The explanation then was that he angered the DA, after he instigated charges of spying that resulted in the temporary suspension of top British astronomer Philip Charles in 2010, and designated the site of the square kilometre array telescope as a National Key Point thus handing over some of its affairs over to the South African Secret Service.

The South African media reported Monday that Mazithulela actually resigned on mutual understanding with the country top research body and that he was paid R4,6 million as severance package.

According to the reports, the former principal director in the Office of the President and Cabinet (OPC) and now vice chairman for the African Commission on Nuclear Energy, is among several top South African executives who were paid up to R50 million combined after parting ways with their employer, the state.

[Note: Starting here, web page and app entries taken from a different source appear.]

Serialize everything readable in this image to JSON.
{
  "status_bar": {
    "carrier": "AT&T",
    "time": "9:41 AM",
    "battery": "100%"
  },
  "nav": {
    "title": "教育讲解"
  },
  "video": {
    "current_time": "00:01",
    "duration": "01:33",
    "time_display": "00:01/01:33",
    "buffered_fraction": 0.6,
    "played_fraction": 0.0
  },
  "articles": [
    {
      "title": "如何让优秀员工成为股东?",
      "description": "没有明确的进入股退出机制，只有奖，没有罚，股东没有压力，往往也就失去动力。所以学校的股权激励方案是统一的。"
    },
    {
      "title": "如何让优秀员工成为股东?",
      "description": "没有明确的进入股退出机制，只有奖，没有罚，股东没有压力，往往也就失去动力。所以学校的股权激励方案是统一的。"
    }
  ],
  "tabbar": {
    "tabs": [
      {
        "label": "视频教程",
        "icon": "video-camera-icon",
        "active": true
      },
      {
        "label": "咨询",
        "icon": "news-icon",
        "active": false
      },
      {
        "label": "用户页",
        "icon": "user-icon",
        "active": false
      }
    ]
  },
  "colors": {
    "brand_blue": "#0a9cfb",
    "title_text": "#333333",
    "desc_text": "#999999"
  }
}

"Science and Technology entity, the National Research Foundation, paid R4.6m to Gatsha Mazithulela after restructuring," read a story on a South African online news agency.

Mazithulela acknowledged the reports, but declined to comment further citing professional confidentiality clauses.

"I've also seen the reports about the parliamentary questions and subsequent answers from the South African government. However, I'm still under a confidentiality clause so I can't comment," he said.

Mazithulela also served as a board member of Nuclear Technology Products (Pvt) Limited, South Africa and corporate development consultant at the South African Nuclear Energy Corporation.

On his return home in 2011, there were rumours that he had fled under controversial circumstances with some saying he was unceremoniously ousted.

Apparently one of the most vocal DA figures against Mazithulela was Zimbabwean-born Marian Shinn, a former pupil at Townsend Girls High School in Bulawayo.

Topping the list of heavily paid executives was the R9.35m "separation agreement" that SAA made to chief executive Khaya Ngqula in 2008/9.

Air Traffic and Navigation Services spent R3.7m on 15 people.

The Passenger Rail Agency of South Africa spent R16.3m to move on five executives, including the "breakdown of trust" pay-off to Metrorail chief executive Sisa Mtwa. One entity paid R1.3m to staff accused of financial misconduct or sexual harassment.

The new revelations follow a recent round of questions by the DA to government departments, asking for details of payouts on employees' contracts since 2008/9.

Mazithulela had joined the NRF in February 2009 from the Council for Scientific and Industrial Research in South Africa.

Since his return home, Mazithulela has become one of the more successful farmers in Matabeleland region.

He had a brief stint as a Bulawayo special interest councillor two years ago and lost in the Zanu-PF national assembly primaries.

Mazithulela joined the OPC as a principal director and is now working at the National University of Science and Technology in Vice Chancellor, Professor Lindela Ndlovu's office.

Source - chronicle